  • For Mr. A. B. C. D. E. F. G. M. W. Reynolds!
  • Come hoist him up! his pockets will afford convenient hold
  • To grab him by: and, if inside there silver is or gold,
  • And it should be found sticking to our hands when they're drawn out,—
  • Why, 'twere a chance not fair to say ill-natured things about.
  • Silence! Hear hear! He says that we're the sovereign people, we!
  • 30And now? And now he states the fact that one and one make three!
  • Now he makes casual mention of a certain Miscellany!
  • He says that he's the Editor! He says it costs a penny!
  • O thou great Spirit of the World! shall not the lofty things
  • He saith be borne unto all Time for noble lessonings?
  • Shall not our sons tell to their sons what we could do and dare
  • In this the great year Forty-eight, and in Trafalgar-Square?
  • Swathed in foul wood, yon column stood 'mid London's thousand marts;
  • And at their wine, Committee-men grinned as they drank “The Arts.”
  • But our good flint-stones have bowled down each poster-hidden board,
  • 40And from their hoarded malice our strong hands have stript the hoard.
  • Yon column is a prouder thing than Cæsar's triumph-arch!
  • It shall be called “The Column of the Glorious Days of March!”
  • And stone-masons' apprentices shall grow rich men therewith,—
  • By contract chiselling the names of Jones, and Brown, and Smith.
  • Upon what point of London, say, shall our next vengeance burst?
  • Shall the Exchange or Parliament be immolated first?
  • Which of the Squares shall we burn down?—which of the Palaces?
  • ( The speaker is nailed by a policeman.)
  • Oh please Sir don't! It isn't me. It's him.
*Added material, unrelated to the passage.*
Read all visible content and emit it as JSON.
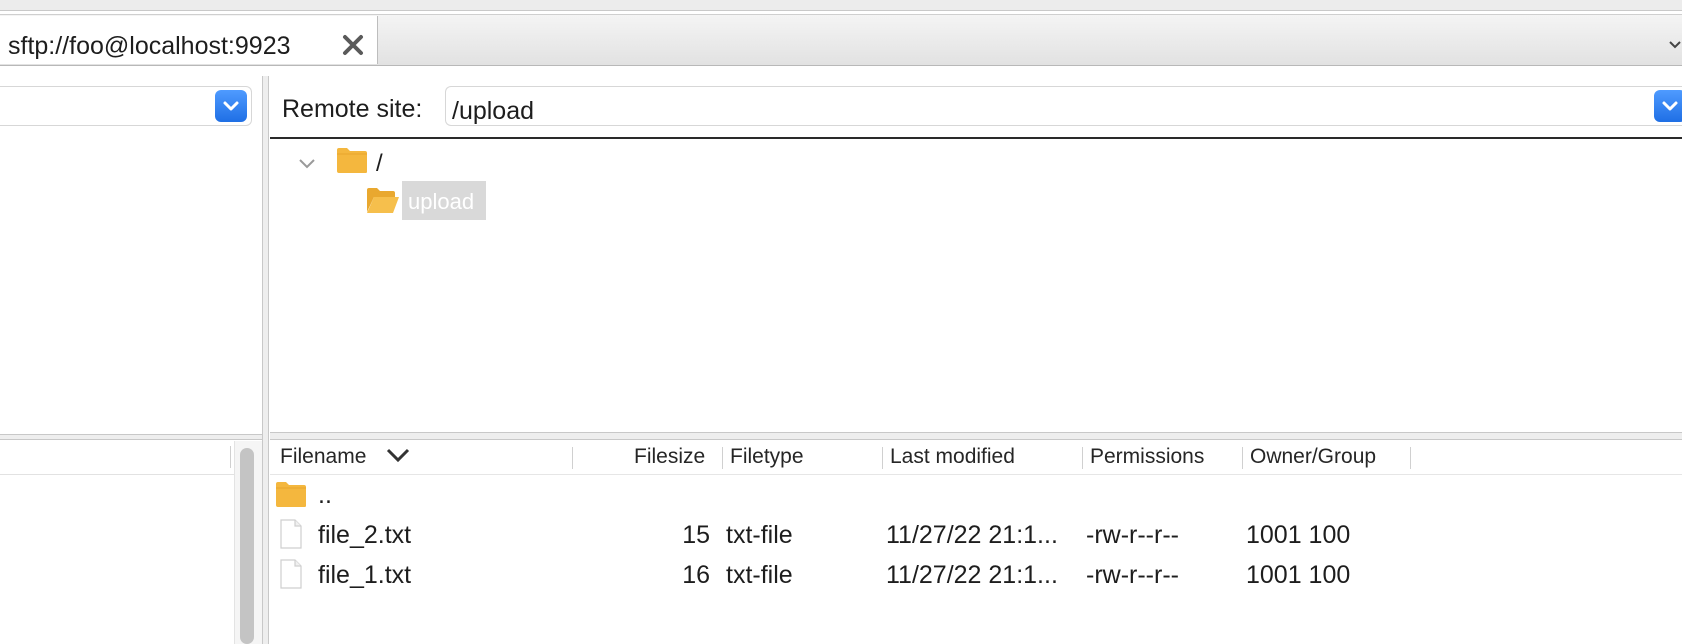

Oh don't Sir please!

By G.C.D.R.    March 1848
Electronic Archive Edition: 1
Source File: 12-1848.blms.rad.xml
Copyright: By permission of the British Library